[Element data from apps and pages]

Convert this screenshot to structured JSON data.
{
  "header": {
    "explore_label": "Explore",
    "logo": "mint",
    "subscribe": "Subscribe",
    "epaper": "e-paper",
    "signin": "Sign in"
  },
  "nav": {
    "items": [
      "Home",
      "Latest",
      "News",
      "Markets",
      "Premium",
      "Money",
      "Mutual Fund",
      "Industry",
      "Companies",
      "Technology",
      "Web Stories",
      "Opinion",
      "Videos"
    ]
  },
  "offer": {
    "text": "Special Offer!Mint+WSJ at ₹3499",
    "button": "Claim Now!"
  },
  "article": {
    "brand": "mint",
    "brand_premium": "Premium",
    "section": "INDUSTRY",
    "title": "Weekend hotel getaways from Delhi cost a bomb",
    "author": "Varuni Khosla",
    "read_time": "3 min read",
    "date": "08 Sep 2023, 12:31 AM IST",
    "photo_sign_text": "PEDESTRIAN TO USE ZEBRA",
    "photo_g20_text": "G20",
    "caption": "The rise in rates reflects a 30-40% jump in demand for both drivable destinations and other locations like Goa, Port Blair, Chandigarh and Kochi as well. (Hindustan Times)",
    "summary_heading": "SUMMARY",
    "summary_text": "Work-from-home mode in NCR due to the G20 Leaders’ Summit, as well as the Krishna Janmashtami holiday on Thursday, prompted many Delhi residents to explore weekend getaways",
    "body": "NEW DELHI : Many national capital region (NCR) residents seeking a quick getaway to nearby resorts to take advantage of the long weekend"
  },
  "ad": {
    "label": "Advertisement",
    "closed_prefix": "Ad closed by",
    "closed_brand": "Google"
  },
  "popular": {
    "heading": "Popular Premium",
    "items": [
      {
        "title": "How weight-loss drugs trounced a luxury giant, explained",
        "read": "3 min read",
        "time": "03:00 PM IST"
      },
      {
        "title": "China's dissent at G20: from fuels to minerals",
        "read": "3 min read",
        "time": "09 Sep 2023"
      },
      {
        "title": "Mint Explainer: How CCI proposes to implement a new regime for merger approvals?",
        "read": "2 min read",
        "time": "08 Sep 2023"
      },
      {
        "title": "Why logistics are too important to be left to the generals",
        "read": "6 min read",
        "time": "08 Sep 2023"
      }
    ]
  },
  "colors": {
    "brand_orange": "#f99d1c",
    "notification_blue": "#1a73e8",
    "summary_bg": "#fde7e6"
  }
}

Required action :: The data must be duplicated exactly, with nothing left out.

Task response ::
Convert this screenshot to structured JSON data.
{
  "header": {
    "explore_label": "Explore",
    "logo": "mint",
    "subscribe": "Subscribe",
    "epaper": "e-paper",
    "signin": "Sign in"
  },
  "nav": {
    "items": [
      "Home",
      "Latest",
      "News",
      "Markets",
      "Premium",
      "Money",
      "Mutual Fund",
      "Industry",
      "Companies",
      "Technology",
      "Web Stories",
      "Opinion",
      "Videos"
    ]
  },
  "offer": {
    "text": "Special Offer!Mint+WSJ at ₹3499",
    "button": "Claim Now!"
  },
  "article": {
    "brand": "mint",
    "brand_premium": "Premium",
    "section": "INDUSTRY",
    "title": "Weekend hotel getaways from Delhi cost a bomb",
    "author": "Varuni Khosla",
    "read_time": "3 min read",
    "date": "08 Sep 2023, 12:31 AM IST",
    "photo_sign_text": "PEDESTRIAN TO USE ZEBRA",
    "photo_g20_text": "G20",
    "caption": "The rise in rates reflects a 30-40% jump in demand for both drivable destinations and other locations like Goa, Port Blair, Chandigarh and Kochi as well. (Hindustan Times)",
    "summary_heading": "SUMMARY",
    "summary_text": "Work-from-home mode in NCR due to the G20 Leaders’ Summit, as well as the Krishna Janmashtami holiday on Thursday, prompted many Delhi residents to explore weekend getaways",
    "body": "NEW DELHI : Many national capital region (NCR) residents seeking a quick getaway to nearby resorts to take advantage of the long weekend"
  },
  "ad": {
    "label": "Advertisement",
    "closed_prefix": "Ad closed by",
    "closed_brand": "Google"
  },
  "popular": {
    "heading": "Popular Premium",
    "items": [
      {
        "title": "How weight-loss drugs trounced a luxury giant, explained",
        "read": "3 min read",
        "time": "03:00 PM IST"
      },
      {
        "title": "China's dissent at G20: from fuels to minerals",
        "read": "3 min read",
        "time": "09 Sep 2023"
      },
      {
        "title": "Mint Explainer: How CCI proposes to implement a new regime for merger approvals?",
        "read": "2 min read",
        "time": "08 Sep 2023"
      },
      {
        "title": "Why logistics are too important to be left to the generals",
        "read": "6 min read",
        "time": "08 Sep 2023"
      }
    ]
  },
  "colors": {
    "brand_orange": "#f99d1c",
    "notification_blue": "#1a73e8",
    "summary_bg": "#fde7e6"
  }
}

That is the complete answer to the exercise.